  • Can you think of a time where you admired someone else in our running community or the greater world of your life? What qualities about them did you admire? Did that feeling of admiration simply add joy to your life or did it provide something for you to aspire to or emulate?
  • And what about envy? Have you found yourself developing envy for a person in your life?
  • Do you think there’s a way to have healthy competition with your peers in running and life?

References
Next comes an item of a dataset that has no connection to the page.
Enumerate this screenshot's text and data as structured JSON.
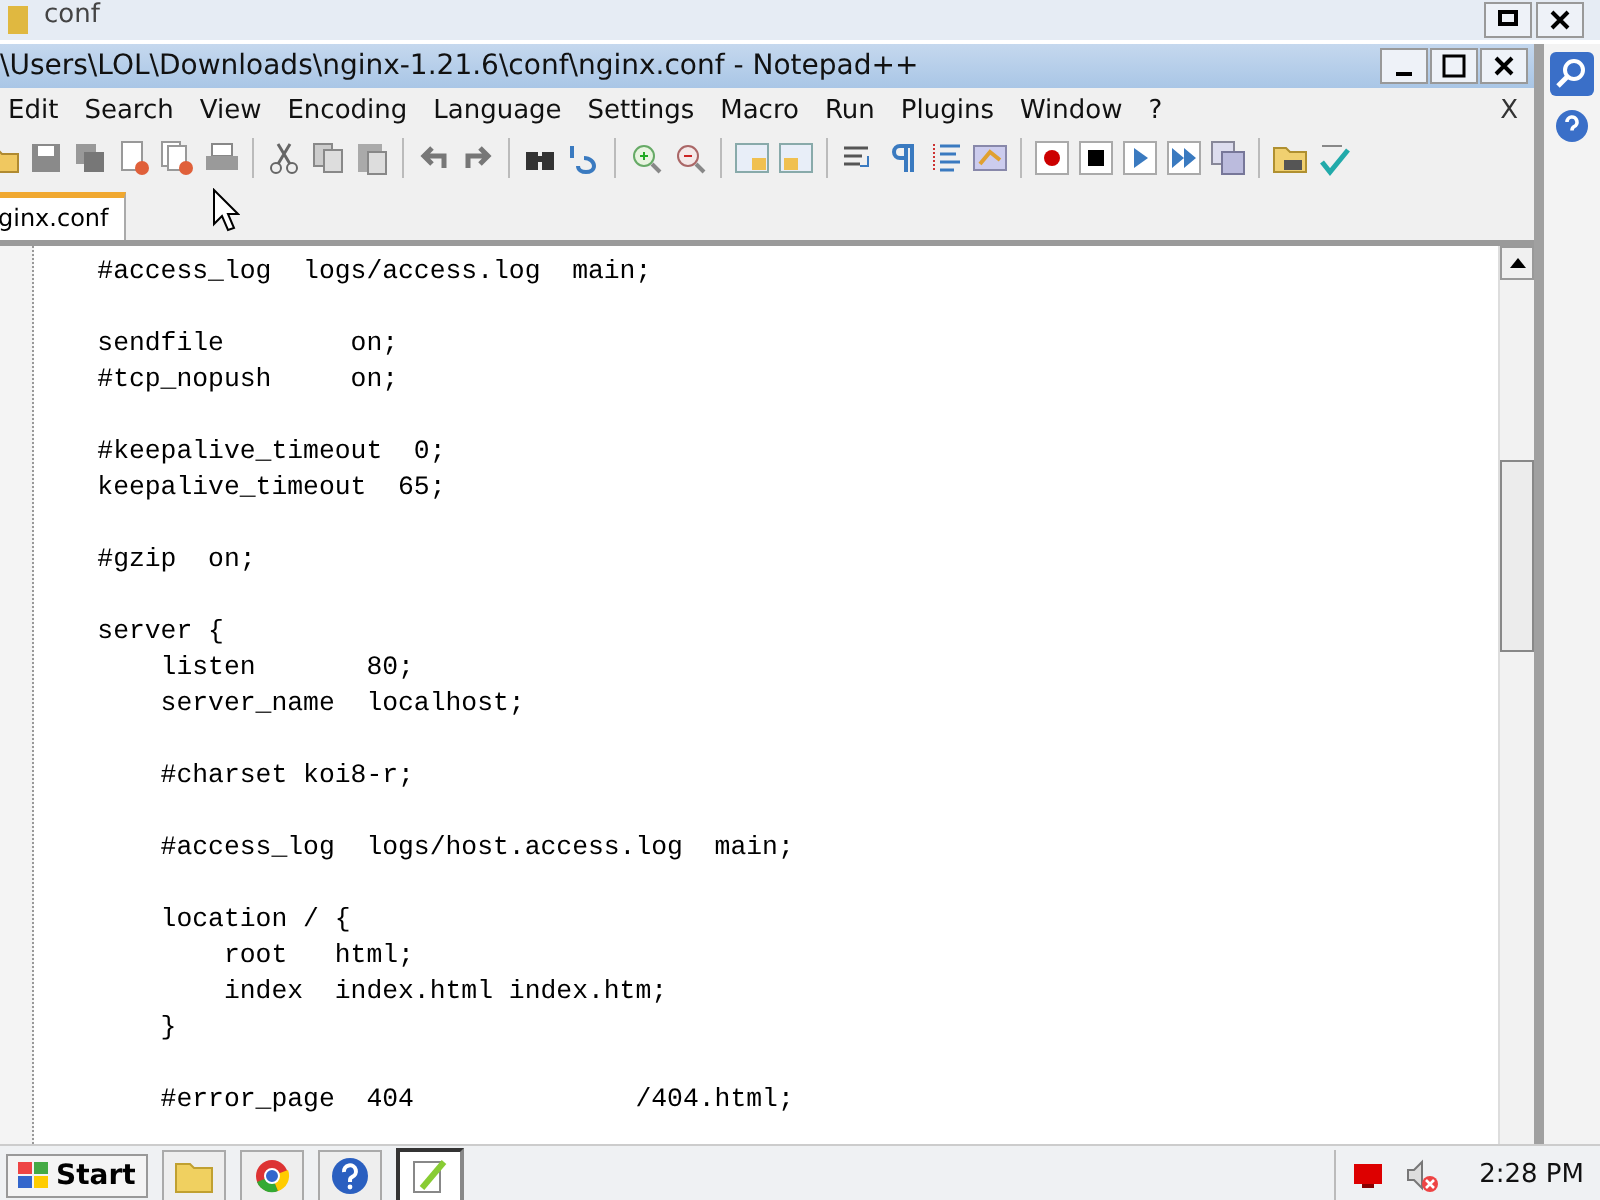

  1. Theodore Roosevelt
  2. Onu, D., Kessler, T., & Smith, J.R. “Admiration: A Conceptual Review.” Emotion Review. Vol. 8, No. 3 (July 2016) 218-230.
  3. Zagzebski, L.T. (2015). “Exemplarism and Admiration.” Character: New Directions from Philosophy, Psychology, and Theology. p. 256.
  4. Aristotle. Rhetoric. II.X.
  5. Van de Ven, N., Zeelenberg, M, & Pieters, R. (2001). “Why Envy Outperforms Admiration.” Personality and Social Psychology Bulletin 37(6) 784–795.
  6. Roberts, R.C. Emotions: An Aid in Moral Psychology. New York: Cambridge University Press, 2003. pp. 264-5.
  7. Kierkegaard, S.K. The Sickness unto Death. Edited and translated by E. Hong & H. Hong. Princeton: Princeton University Press, 1980. p. 86.
  8. Zagzebski, L.T. (2015). p. 256.

Sabrina Little at the 2017 Lake Sonoma 50 Mile. Photo: Drymax Socks/Bob MacGillivray

Sabrina Little

is a trail runner and ultrarunner for HOKA and Nathan Sports, and a Philosophy PhD student at Baylor University. She is trying to figure out whether it is more unreasonable to pursue mountain running in Waco, Texas (elevation 470 feet) or philosophy in the year 2018. Learn more about Sabrina on her website.